After watching the video “From Knowledgeable to Knowledge-able” by Michael Wesch I understand the difference between making our students knowledgeable versus knowledge-able. Wesch argues that in today’s society we educators are good at making our students knowledgeable but that we do not always allow room for them to become knowledge-able. Being knowledge-able requires a different kind of thinking than knowledgeable. Students today are required to sit at their seats, listen to the instructor, and absorb as much information as they can during the lecture. We as educators need to facilitate their thinking but allow them to venture out on their own so that students can contribute original ideas. Knowledge-able means that students are able to consume information, analyze it, develop an opinion, and argue their point. In order to allow students room to become knowledge-able we must stop implying that the source of all knowledge is at the front of the classroom and help students to feel that they are a source of knowledge for themselves and others. This will in turn require our students to learn how to think critically because information and resources will not be spoon-fed to them. I strongly agree with Wesch that we as educators need to assist our students with the challenges that life outside of school will present to them.
Before I began watching the video by Dave White called "Visitors and Residents" I thought that it was going to be talking about people in society that have explored the Internet/social media and left and those whose lives are fully emerged in the Internet/social media. However, Dave White defined a visitor and a resident much differently than I initially thought. White defined a visitor as an individual that is goal orientated, private, authoritative, and uses the Internet as source of tools. In other words, a visitor has goals and uses the Internet as a resource to achieve that goal without any desire of making an impact on the media. White defined a resident as an individual that uses the Internet as a space, is visible, and part of their lives is on the Internet. In other words, a resident lives and breathes the Internet/social media. After reflecting on these definitions I would say that I am right in the middle, but leaning a little more toward the visitor side. In the past, during my undergraduate days, I would have defined myself as a visitor because I only used the Internet to achieve my goals and I would never have been caught using Twitter or any other social media. As I have grown as an educator I have seen the value in being a resident. Not only can one find ways to collaborate with others, but there is support and resources that are accessible to everyone. Therefore, I have changed my view of the Internet from a tool in a toolbox to an ongoing source of information and resources, such as Twitter.
I love mathematics and how everything in mathematics can be proven going back to simple axioms.
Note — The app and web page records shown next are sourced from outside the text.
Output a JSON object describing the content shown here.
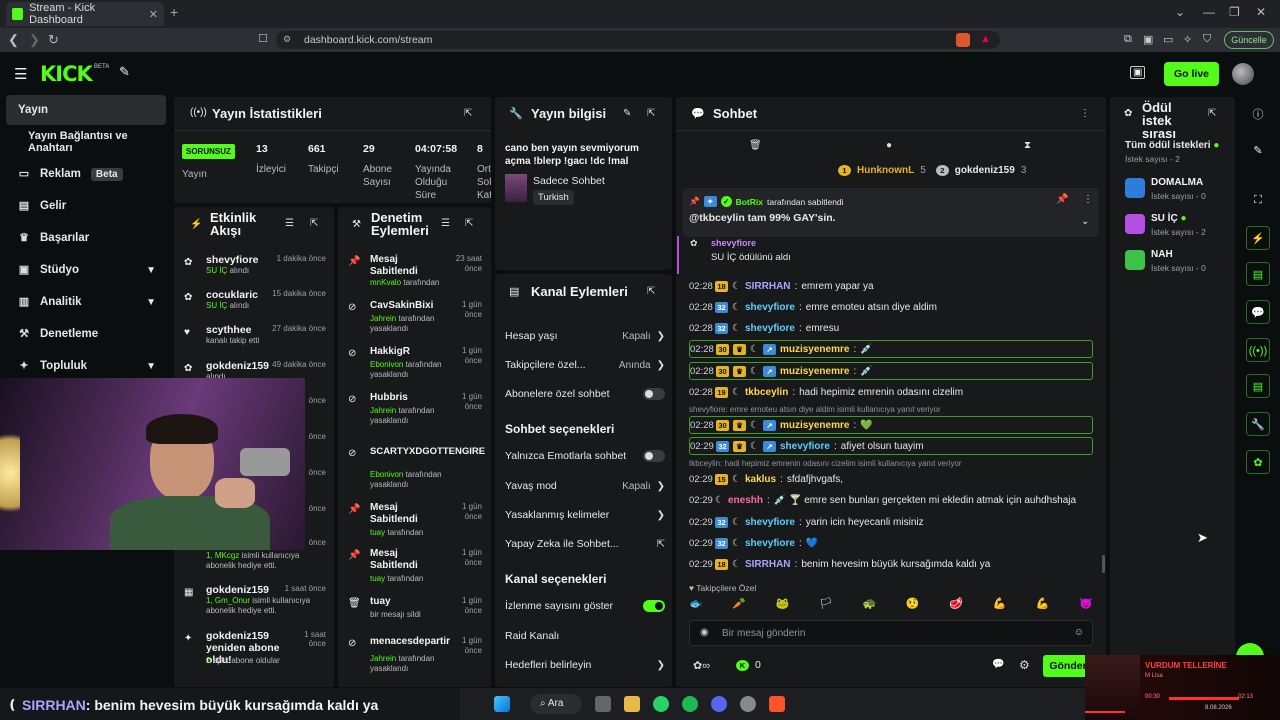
{
  "browser": {
    "tab_title": "Stream - Kick Dashboard",
    "url": "dashboard.kick.com/stream",
    "update_label": "Güncelle"
  },
  "header": {
    "logo": "KICK",
    "logo_badge": "BETA",
    "go_live": "Go live"
  },
  "sidebar": {
    "items": [
      {
        "label": "Yayın",
        "icon": "broadcast-icon",
        "active": true
      },
      {
        "label": "Yayın Bağlantısı ve Anahtarı"
      },
      {
        "label": "Reklam",
        "badge": "Beta",
        "icon": "ad-icon"
      },
      {
        "label": "Gelir",
        "icon": "revenue-icon"
      },
      {
        "label": "Başarılar",
        "icon": "trophy-icon"
      },
      {
        "label": "Stüdyo",
        "icon": "studio-icon"
      },
      {
        "label": "Analitik",
        "icon": "analytics-icon"
      },
      {
        "label": "Denetleme",
        "icon": "moderation-icon"
      },
      {
        "label": "Topluluk",
        "icon": "community-icon"
      }
    ]
  },
  "stats": {
    "title": "Yayın İstatistikleri",
    "status_badge": "SORUNSUZ",
    "status_label": "Yayın",
    "viewers": "13",
    "viewers_label": "İzleyici",
    "followers": "661",
    "followers_label": "Takipçi",
    "subs": "29",
    "subs_label": "Abone Sayısı",
    "duration": "04:07:58",
    "duration_label": "Yayında Olduğu Süre",
    "extra": "8",
    "extra_label": "Ort Sol Kat"
  },
  "activity": {
    "title": "Etkinlik Akışı",
    "items": [
      {
        "name": "shevyfiore",
        "sub_hl": "SU İÇ",
        "sub": " alındı",
        "time": "1 dakika önce"
      },
      {
        "name": "cocuklaric",
        "sub_hl": "SU İÇ",
        "sub": " alındı",
        "time": "15 dakika önce"
      },
      {
        "name": "scythhee",
        "sub": "kanalı takip etti",
        "time": "27 dakika önce"
      },
      {
        "name": "gokdeniz159",
        "sub": "alındı",
        "time": "49 dakika önce"
      },
      {
        "name": "",
        "sub": "",
        "time": "önce"
      },
      {
        "name": "",
        "sub": "",
        "time": "önce"
      },
      {
        "name": "",
        "sub": "",
        "time": "önce"
      },
      {
        "name": "",
        "sub": "",
        "time": "önce"
      },
      {
        "name": "",
        "sub_hl": "1, MKcgz",
        "sub": " isimli kullanıcıya abonelik hediye etti.",
        "time": "önce"
      },
      {
        "name": "gokdeniz159",
        "sub_hl": "1, Gm_Onur",
        "sub": " isimli kullanıcıya abonelik hediye etti.",
        "time": "1 saat önce"
      },
      {
        "name": "gokdeniz159 yeniden abone oldu!",
        "sub_hl": "2",
        "sub": " aylık abone oldular",
        "time": "1 saat önce"
      }
    ]
  },
  "moderation": {
    "title": "Denetim Eylemleri",
    "items": [
      {
        "name": "Mesaj Sabitlendi",
        "by": "mnKvalo",
        "suffix": " tarafından",
        "time": "23 saat önce"
      },
      {
        "name": "CavSakinBixi",
        "by": "Jahrein",
        "suffix": " tarafından yasaklandı",
        "time": "1 gün önce"
      },
      {
        "name": "HakkigR",
        "by": "Ebonivon",
        "suffix": " tarafından yasaklandı",
        "time": "1 gün önce"
      },
      {
        "name": "Hubbris",
        "by": "Jahrein",
        "suffix": " tarafından yasaklandı",
        "time": "1 gün önce"
      },
      {
        "name": "SCARTYXDGOTTENGIRE",
        "by": "Ebonivon",
        "suffix": " tarafından yasaklandı",
        "time": ""
      },
      {
        "name": "Mesaj Sabitlendi",
        "by": "tuay",
        "suffix": " tarafından",
        "time": "1 gün önce"
      },
      {
        "name": "Mesaj Sabitlendi",
        "by": "tuay",
        "suffix": " tarafından",
        "time": "1 gün önce"
      },
      {
        "name": "tuay",
        "by": "",
        "suffix": "bir mesajı sildi",
        "time": "1 gün önce"
      },
      {
        "name": "menacesdepartir",
        "by": "Jahrein",
        "suffix": " tarafından yasaklandı",
        "time": "1 gün önce"
      }
    ]
  },
  "stream_info": {
    "title": "Yayın bilgisi",
    "stream_title": "cano ben yayın sevmiyorum açma !blerp !gacı !dc !mal",
    "category": "Sadece Sohbet",
    "language": "Turkish"
  },
  "channel_actions": {
    "title": "Kanal Eylemleri",
    "rows1": [
      {
        "label": "Hesap yaşı",
        "value": "Kapalı",
        "kind": "arrow"
      },
      {
        "label": "Takipçilere özel...",
        "value": "Anında",
        "kind": "arrow",
        "green": true
      },
      {
        "label": "Abonelere özel sohbet",
        "kind": "toggle"
      }
    ],
    "section1": "Sohbet seçenekleri",
    "rows2": [
      {
        "label": "Yalnızca Emotlarla sohbet",
        "kind": "toggle"
      },
      {
        "label": "Yavaş mod",
        "value": "Kapalı",
        "kind": "arrow"
      },
      {
        "label": "Yasaklanmış kelimeler",
        "kind": "arrow"
      },
      {
        "label": "Yapay Zeka ile Sohbet...",
        "kind": "ext"
      }
    ],
    "section2": "Kanal seçenekleri",
    "rows3": [
      {
        "label": "İzlenme sayısını göster",
        "kind": "toggle",
        "on": true
      },
      {
        "label": "Raid Kanalı",
        "kind": "none"
      },
      {
        "label": "Hedefleri belirleyin",
        "kind": "arrow"
      }
    ]
  },
  "chat": {
    "title": "Sohbet",
    "top_gifters": [
      {
        "rank": "1",
        "name": "HunknownL",
        "count": "5"
      },
      {
        "rank": "2",
        "name": "gokdeniz159",
        "count": "3"
      }
    ],
    "pinned": {
      "by_name": "BotRix",
      "by_suffix": "tarafından sabitlendi",
      "text": "@tkbceylin tam 99% GAY'sin."
    },
    "redeem": {
      "user": "shevyfiore",
      "text": "SU İÇ ödülünü aldı"
    },
    "messages": [
      {
        "time": "02:28",
        "badge": "18",
        "bc": "y",
        "user": "SIRRHAN",
        "color": "#a8a6ff",
        "text": "emrem yapar ya"
      },
      {
        "time": "02:28",
        "badge": "32",
        "bc": "b",
        "user": "shevyfiore",
        "color": "#5bd0ff",
        "text": "emre emoteu atsın diye aldim"
      },
      {
        "time": "02:28",
        "badge": "32",
        "bc": "b",
        "user": "shevyfiore",
        "color": "#5bd0ff",
        "text": "emresu"
      },
      {
        "time": "02:28",
        "badge": "30",
        "bc": "y",
        "user": "muzisyenemre",
        "color": "#ffd84d",
        "text": "💉",
        "hl": true
      },
      {
        "time": "02:28",
        "badge": "30",
        "bc": "y",
        "user": "muzisyenemre",
        "color": "#ffd84d",
        "text": "💉",
        "hl": true
      },
      {
        "time": "02:28",
        "badge": "19",
        "bc": "y",
        "user": "tkbceylin",
        "color": "#ffd84d",
        "text": "hadi hepimiz emrenin odasını cizelim"
      },
      {
        "reply": "shevyfiore: emre emoteu atsın diye aldim isimli kullanıcıya yanıt veriyor"
      },
      {
        "time": "02:28",
        "badge": "30",
        "bc": "y",
        "user": "muzisyenemre",
        "color": "#ffd84d",
        "text": "💚",
        "hl": true
      },
      {
        "time": "02:29",
        "badge": "32",
        "bc": "b",
        "user": "shevyfiore",
        "color": "#5bd0ff",
        "text": "afiyet olsun tuayim",
        "hl": true
      },
      {
        "reply": "tkbceylin: hadi hepimiz emrenin odasını cizelim isimli kullanıcıya yanıt veriyor"
      },
      {
        "time": "02:29",
        "badge": "15",
        "bc": "y",
        "user": "kaklus",
        "color": "#ffd84d",
        "text": "sfdafjhvgafs,"
      },
      {
        "time": "02:29",
        "badge": "",
        "bc": "",
        "user": "eneshh",
        "color": "#ff6b9a",
        "text": "💉 🍸     emre sen bunları gerçekten mi ekledin atmak için auhdhshaja"
      },
      {
        "time": "02:29",
        "badge": "32",
        "bc": "b",
        "user": "shevyfiore",
        "color": "#5bd0ff",
        "text": "yarin icin heyecanli misiniz"
      },
      {
        "time": "02:29",
        "badge": "32",
        "bc": "b",
        "user": "shevyfiore",
        "color": "#5bd0ff",
        "text": "💙"
      },
      {
        "time": "02:29",
        "badge": "18",
        "bc": "y",
        "user": "SIRRHAN",
        "color": "#a8a6ff",
        "text": "benim hevesim büyük kursağımda kaldı ya"
      }
    ],
    "followers_only": "Takipçilere Özel",
    "input_placeholder": "Bir mesaj gönderin",
    "points": "0",
    "send": "Gönder"
  },
  "requests": {
    "title": "Ödül istek sırası",
    "all": "Tüm ödül istekleri",
    "all_count": "İstek sayısı - 2",
    "items": [
      {
        "name": "DOMALMA",
        "count": "İstek sayısı - 0",
        "color": "#2f7ddb"
      },
      {
        "name": "SU İÇ",
        "count": "İstek sayısı - 2",
        "color": "#b44fe6"
      },
      {
        "name": "NAH",
        "count": "İstek sayısı - 0",
        "color": "#3dc24a"
      }
    ]
  },
  "overlay": {
    "caption_user": "SIRRHAN",
    "caption_text": ": benim hevesim büyük kursağımda kaldı ya",
    "search": "Ara",
    "song": "VURDUM TELLERİNE",
    "artist": "M Lisa",
    "elapsed": "00:30",
    "total": "02:13",
    "date": "8.08.2026"
  }
}
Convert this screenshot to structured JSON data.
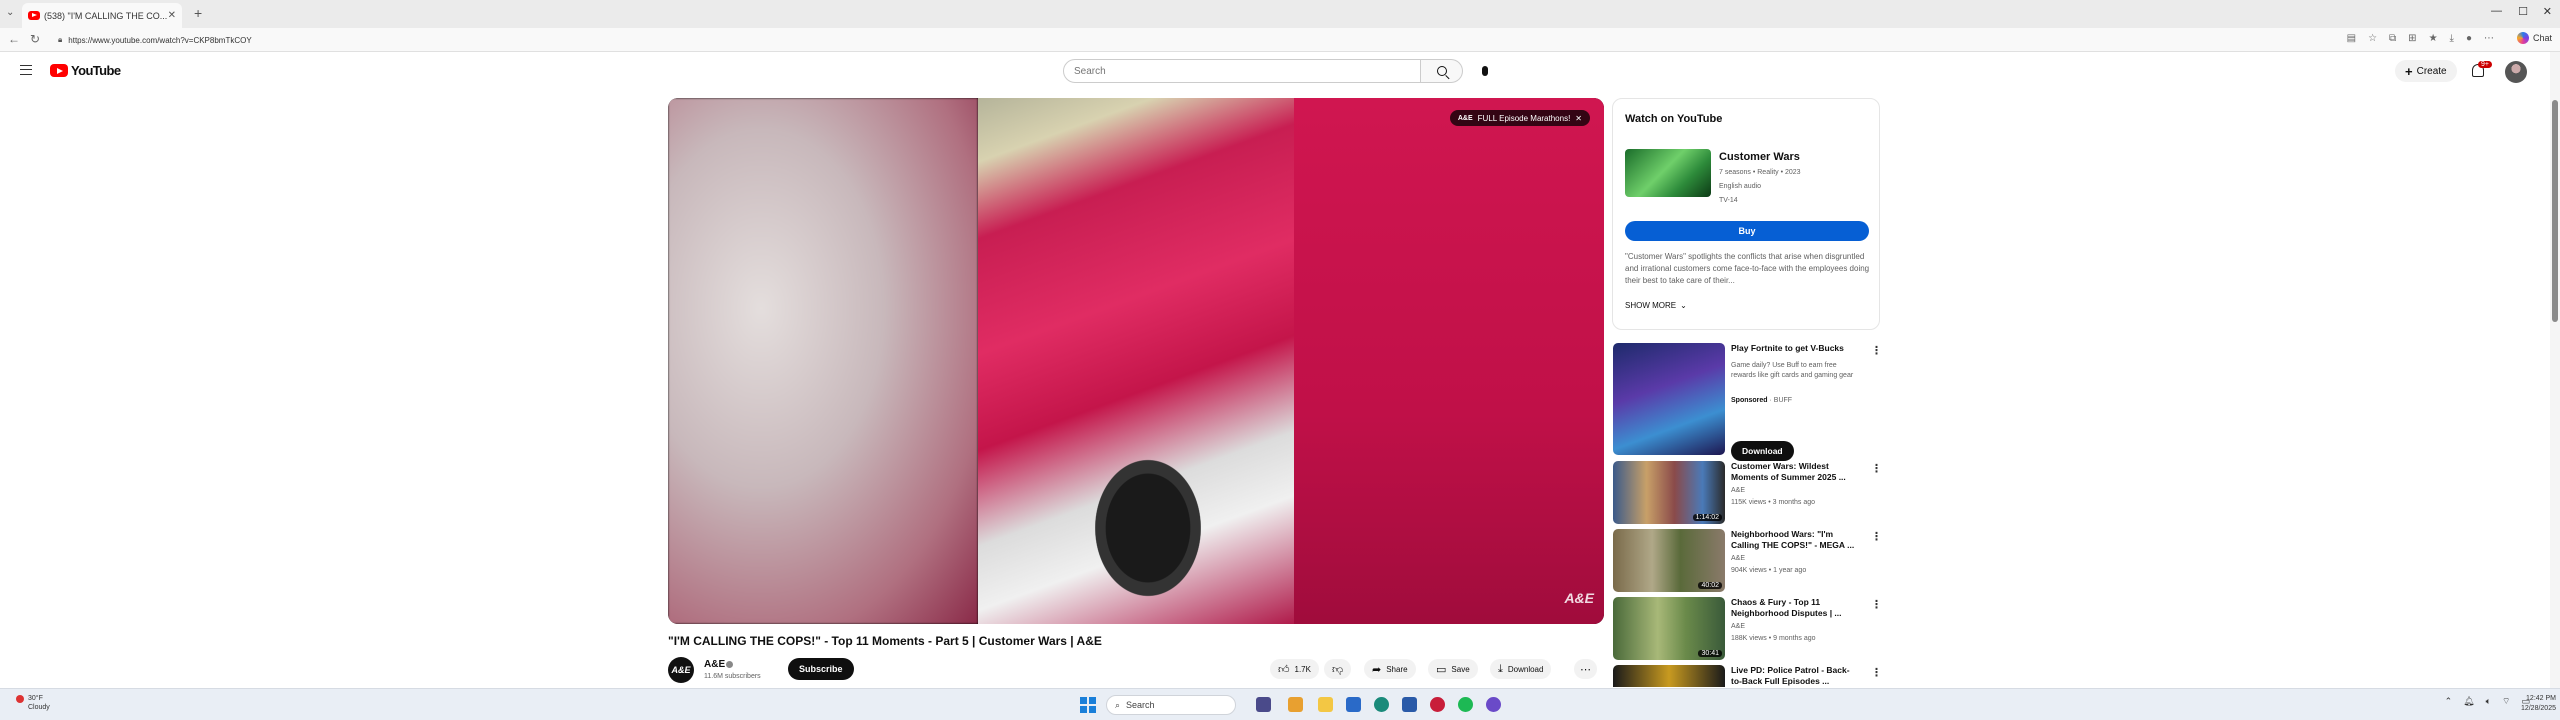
{
  "browser": {
    "tab_title": "(538) \"I'M CALLING THE CO...",
    "url": "https://www.youtube.com/watch?v=CKP8bmTkCOY",
    "copilot_label": "Chat"
  },
  "header": {
    "logo_text": "YouTube",
    "search_placeholder": "Search",
    "create_label": "Create",
    "notification_count": "9+"
  },
  "player": {
    "episode_pill": "FULL Episode Marathons!",
    "watermark": "A&E"
  },
  "video": {
    "title": "\"I'M CALLING THE COPS!\" - Top 11 Moments - Part 5 | Customer Wars | A&E",
    "channel": "A&E",
    "channel_avatar": "A&E",
    "subscribers": "11.6M subscribers",
    "subscribe_label": "Subscribe",
    "likes": "1.7K",
    "share_label": "Share",
    "save_label": "Save",
    "download_label": "Download"
  },
  "watch_card": {
    "heading": "Watch on YouTube",
    "show_title": "Customer Wars",
    "meta_line1": "7 seasons • Reality • 2023",
    "meta_line2": "English audio",
    "meta_line3": "TV-14",
    "buy_label": "Buy",
    "description": "\"Customer Wars\" spotlights the conflicts that arise when disgruntled and irrational customers come face-to-face with the employees doing their best to take care of their...",
    "show_more": "SHOW MORE"
  },
  "recommendations": [
    {
      "title": "Play Fortnite to get V-Bucks",
      "desc": "Game daily? Use Buff to earn free rewards like gift cards and gaming gear",
      "sponsored": "Sponsored",
      "advertiser": "BUFF",
      "cta": "Download"
    },
    {
      "title": "Customer Wars: Wildest Moments of Summer 2025 ...",
      "channel": "A&E",
      "meta": "115K views • 3 months ago",
      "duration": "1:14:02"
    },
    {
      "title": "Neighborhood Wars: \"I'm Calling THE COPS!\" - MEGA ...",
      "channel": "A&E",
      "meta": "904K views • 1 year ago",
      "duration": "40:02"
    },
    {
      "title": "Chaos & Fury - Top 11 Neighborhood Disputes | ...",
      "channel": "A&E",
      "meta": "188K views • 9 months ago",
      "duration": "30:41"
    },
    {
      "title": "Live PD: Police Patrol - Back-to-Back Full Episodes ...",
      "channel": "",
      "meta": ""
    }
  ],
  "taskbar": {
    "weather_temp": "30°F",
    "weather_desc": "Cloudy",
    "search_label": "Search",
    "time": "12:42 PM",
    "date": "12/28/2025"
  }
}
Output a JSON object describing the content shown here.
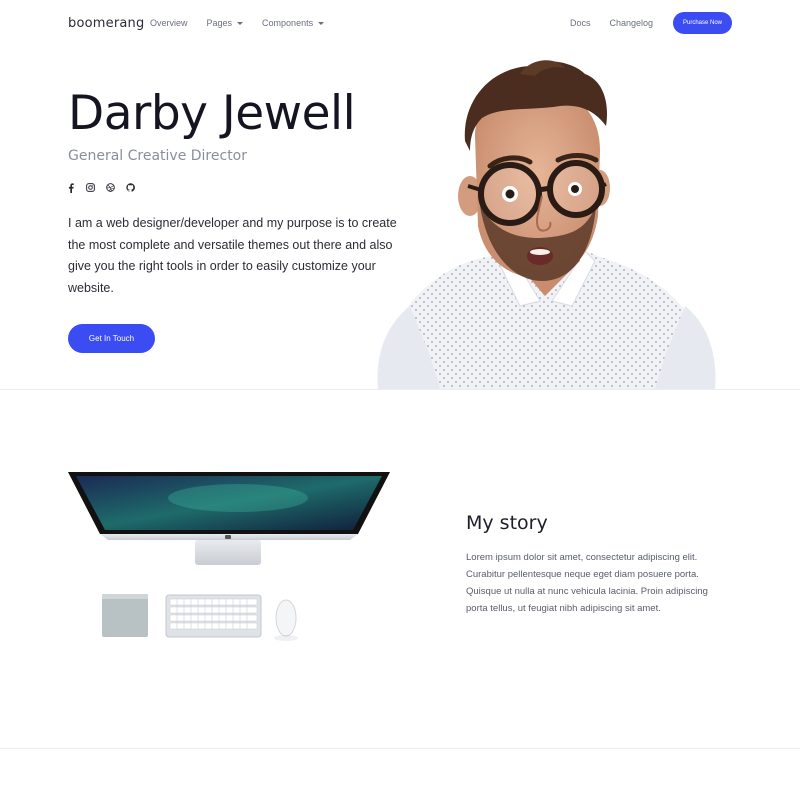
{
  "nav": {
    "brand": "boomerang",
    "left_links": [
      "Overview",
      "Pages",
      "Components"
    ],
    "right_links": [
      "Docs",
      "Changelog"
    ],
    "cta": "Purchase Now"
  },
  "hero": {
    "name": "Darby Jewell",
    "role": "General Creative Director",
    "socials": [
      "facebook-icon",
      "instagram-icon",
      "dribbble-icon",
      "github-icon"
    ],
    "bio": "I am a web designer/developer and my purpose is to create the most complete and versatile themes out there and also give you the right tools in order to easily customize your website.",
    "button": "Get In Touch"
  },
  "story": {
    "title": "My story",
    "text": "Lorem ipsum dolor sit amet, consectetur adipiscing elit. Curabitur pellentesque neque eget diam posuere porta. Quisque ut nulla at nunc vehicula lacinia. Proin adipiscing porta tellus, ut feugiat nibh adipiscing sit amet."
  },
  "colors": {
    "accent": "#3b4cf3",
    "text": "#1e1e2f",
    "muted": "#8a8f99"
  }
}
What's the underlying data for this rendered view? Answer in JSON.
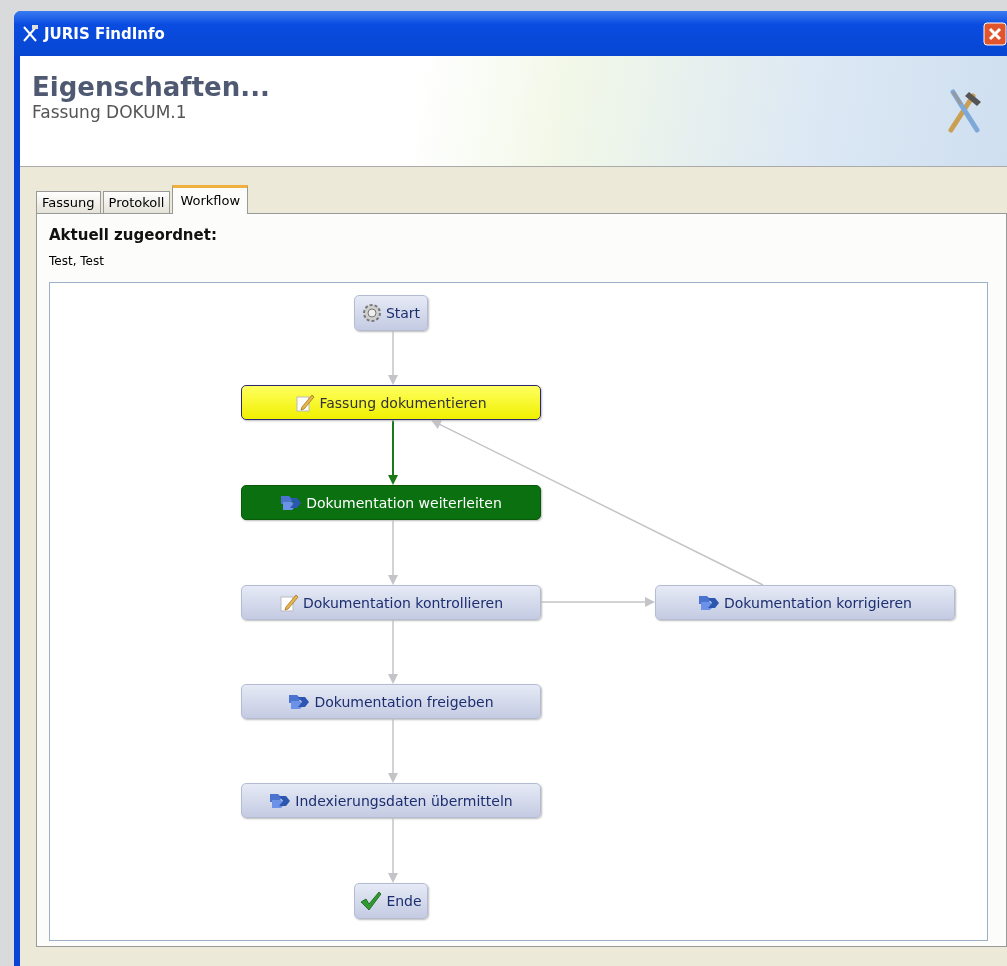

I am a mathematics educator at heart and I hope to make learning mathematics fun for all my students and hope to instill the value of education in all my students.